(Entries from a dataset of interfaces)
*****
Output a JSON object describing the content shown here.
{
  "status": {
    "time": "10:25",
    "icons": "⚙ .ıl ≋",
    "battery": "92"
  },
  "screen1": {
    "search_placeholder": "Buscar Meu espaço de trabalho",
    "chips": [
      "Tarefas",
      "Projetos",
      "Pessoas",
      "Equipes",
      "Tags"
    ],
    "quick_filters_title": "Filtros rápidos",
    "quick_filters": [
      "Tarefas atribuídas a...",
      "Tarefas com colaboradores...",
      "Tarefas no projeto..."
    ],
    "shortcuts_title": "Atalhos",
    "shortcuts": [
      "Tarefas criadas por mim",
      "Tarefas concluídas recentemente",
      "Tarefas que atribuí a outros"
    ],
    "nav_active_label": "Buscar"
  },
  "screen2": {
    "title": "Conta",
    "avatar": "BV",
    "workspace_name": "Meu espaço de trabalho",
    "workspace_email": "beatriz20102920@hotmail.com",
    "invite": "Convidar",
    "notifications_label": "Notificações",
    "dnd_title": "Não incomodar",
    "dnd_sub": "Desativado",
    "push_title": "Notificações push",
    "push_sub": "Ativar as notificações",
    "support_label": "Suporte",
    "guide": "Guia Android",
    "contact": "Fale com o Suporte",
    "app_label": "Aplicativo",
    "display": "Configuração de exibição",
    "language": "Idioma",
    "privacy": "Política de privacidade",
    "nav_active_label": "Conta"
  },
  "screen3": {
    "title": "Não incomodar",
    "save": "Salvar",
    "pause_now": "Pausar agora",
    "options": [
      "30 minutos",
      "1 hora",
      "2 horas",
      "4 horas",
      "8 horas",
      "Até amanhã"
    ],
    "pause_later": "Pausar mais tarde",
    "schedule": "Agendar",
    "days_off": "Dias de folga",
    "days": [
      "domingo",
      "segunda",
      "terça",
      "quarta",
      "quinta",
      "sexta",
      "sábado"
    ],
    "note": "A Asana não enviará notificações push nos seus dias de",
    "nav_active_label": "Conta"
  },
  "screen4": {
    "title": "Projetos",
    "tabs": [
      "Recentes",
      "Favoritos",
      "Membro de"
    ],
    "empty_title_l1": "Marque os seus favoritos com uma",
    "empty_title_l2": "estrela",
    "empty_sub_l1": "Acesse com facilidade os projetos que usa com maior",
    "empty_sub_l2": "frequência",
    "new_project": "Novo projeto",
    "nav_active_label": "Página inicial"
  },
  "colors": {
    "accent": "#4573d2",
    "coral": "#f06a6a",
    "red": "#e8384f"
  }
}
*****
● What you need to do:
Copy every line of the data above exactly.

● Result of this task:
Output a JSON object describing the content shown here.
{
  "status": {
    "time": "10:25",
    "icons": "⚙ .ıl ≋",
    "battery": "92"
  },
  "screen1": {
    "search_placeholder": "Buscar Meu espaço de trabalho",
    "chips": [
      "Tarefas",
      "Projetos",
      "Pessoas",
      "Equipes",
      "Tags"
    ],
    "quick_filters_title": "Filtros rápidos",
    "quick_filters": [
      "Tarefas atribuídas a...",
      "Tarefas com colaboradores...",
      "Tarefas no projeto..."
    ],
    "shortcuts_title": "Atalhos",
    "shortcuts": [
      "Tarefas criadas por mim",
      "Tarefas concluídas recentemente",
      "Tarefas que atribuí a outros"
    ],
    "nav_active_label": "Buscar"
  },
  "screen2": {
    "title": "Conta",
    "avatar": "BV",
    "workspace_name": "Meu espaço de trabalho",
    "workspace_email": "beatriz20102920@hotmail.com",
    "invite": "Convidar",
    "notifications_label": "Notificações",
    "dnd_title": "Não incomodar",
    "dnd_sub": "Desativado",
    "push_title": "Notificações push",
    "push_sub": "Ativar as notificações",
    "support_label": "Suporte",
    "guide": "Guia Android",
    "contact": "Fale com o Suporte",
    "app_label": "Aplicativo",
    "display": "Configuração de exibição",
    "language": "Idioma",
    "privacy": "Política de privacidade",
    "nav_active_label": "Conta"
  },
  "screen3": {
    "title": "Não incomodar",
    "save": "Salvar",
    "pause_now": "Pausar agora",
    "options": [
      "30 minutos",
      "1 hora",
      "2 horas",
      "4 horas",
      "8 horas",
      "Até amanhã"
    ],
    "pause_later": "Pausar mais tarde",
    "schedule": "Agendar",
    "days_off": "Dias de folga",
    "days": [
      "domingo",
      "segunda",
      "terça",
      "quarta",
      "quinta",
      "sexta",
      "sábado"
    ],
    "note": "A Asana não enviará notificações push nos seus dias de",
    "nav_active_label": "Conta"
  },
  "screen4": {
    "title": "Projetos",
    "tabs": [
      "Recentes",
      "Favoritos",
      "Membro de"
    ],
    "empty_title_l1": "Marque os seus favoritos com uma",
    "empty_title_l2": "estrela",
    "empty_sub_l1": "Acesse com facilidade os projetos que usa com maior",
    "empty_sub_l2": "frequência",
    "new_project": "Novo projeto",
    "nav_active_label": "Página inicial"
  },
  "colors": {
    "accent": "#4573d2",
    "coral": "#f06a6a",
    "red": "#e8384f"
  }
}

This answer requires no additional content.